Construction of the Building:
A Stoller family member reports that Harvey Stoller built this house, possibly from a Sears house kit. A search of several sources did not find any Sears house plans with a complex roof-line, hip dormer, asymmetrical front gable, stone chimney, or entry way similar to this house. The Walla Walla County Tax Assessor’s records show a build date of 1940. Since Harvey Stoller bought the lot on April of 1940 this is the probable year of construction. Stollers were listed as living here in the 1941 city directory. One mystery may have to remain. There is a functioning well located in the basement of this house that presumably predates the house. Since Green’s Park Addition was platted in 1903 it is assumed that city utilities were in place long before this house was built. It is unknown who might have dug a well here. Mrs. Green’s original deeds had stipulated that a dwelling costing at least $2000 must be built before any other building on the lot or the owners would forfeit the property.

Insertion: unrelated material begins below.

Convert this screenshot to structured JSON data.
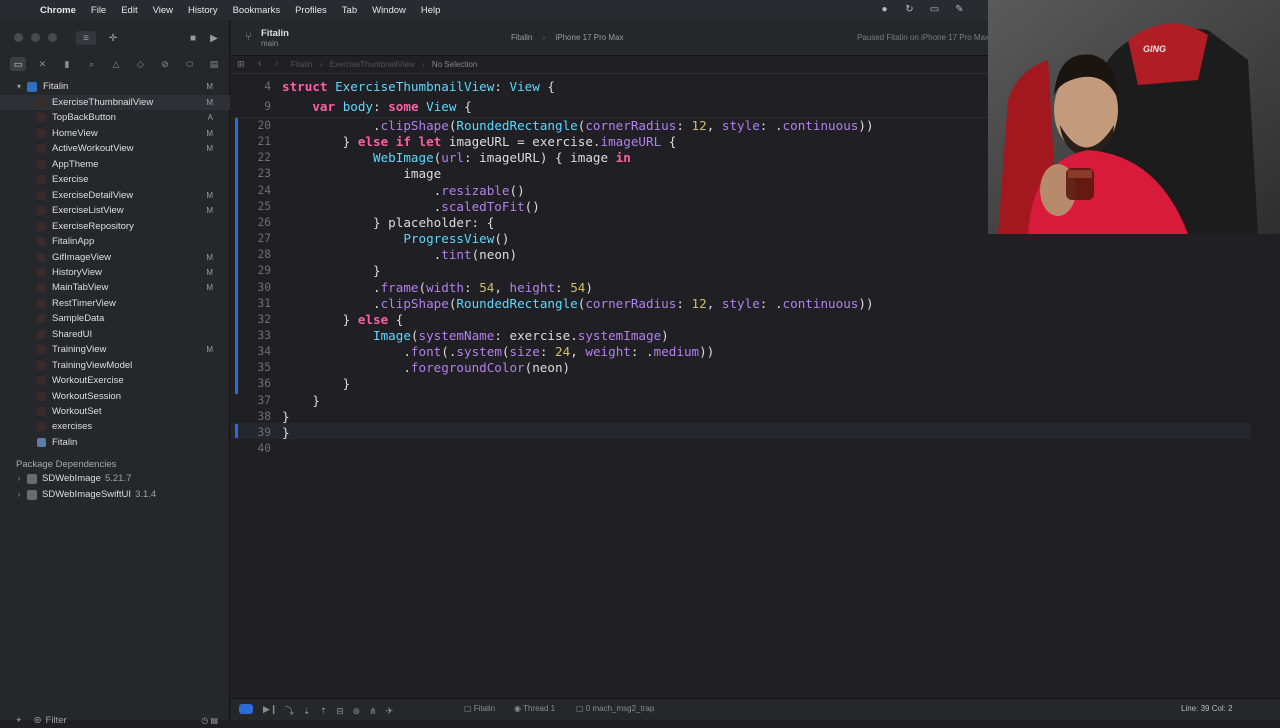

- Bennett, Robert A., Walla Walla A Town Built to be a City 1900-1919, Pioneer Press, Walla Walla, 1982.
- Building Permits: Whitman College Penrose Library Archives.
- Sanborn Fire Maps: 1884-1905 (with updates until 1950).
- Sears, Roebuck and Co. 1926 House Catalog, An Unabridged Reprint. Dover Publications, 1991.
- Stevenson, Catherine Cole and H. Ward Jandl, Houses by Mail, A Guide to Houses from Sears, Roebuck and Company, Preservation Press, 1986.
- Thornton, Rosemary. Finding the Houses That Sears Built. Gentle Beam Publications, 2004.
- Walla Walla City Directories: 1880-2000 (various publishers–not all years).
- Washington State Department of Archeology and Historic Preservation www.dahp.wa.gov
- Whitman College Archives.